Now, a Cleveland City Councilman wants to do the same thing.
Councilman Zack Reed is the sponsor of the legislation, but he's got a lot of support. The legislation appears to be a done deal. It was before a Council Committee Wednesday morning, and will be tweaked before it reaches the full council.
The only reason it didn't pass was that Safety Director Martin Flask wants to be sure that the law fully gives police the authority to stop a driver they see on a cell phone.
Currently, state law gives that authority for texting, but not phone calls. However, is considered a secondary offense, meaning you can be ticketed but only pulled over if you've committed a separate offense. Cleveland's law bans all use of any device that requires you to use your hands.
A blue tooth device or speaker phone would be considered legal.
Safety Director Martin Flask wants to make certain the law is enforceable.
"Doesn't give the Chief and the men and women that work for him the ability. Very simply, they could pull up alongside a car and see someone is talking on a handheld cell phone. They could turn, stick their tongue out at the cop and keep right on driving.

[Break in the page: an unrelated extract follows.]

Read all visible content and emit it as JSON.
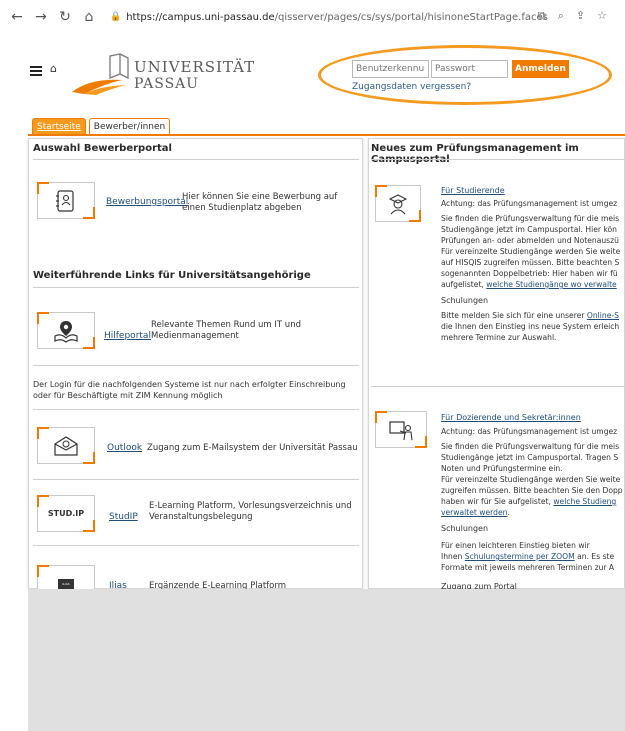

The officers don't have the authority to stop them."
Councilman Reed and others point to California, where accidents dropped by 22% after a similar ban on handheld devices.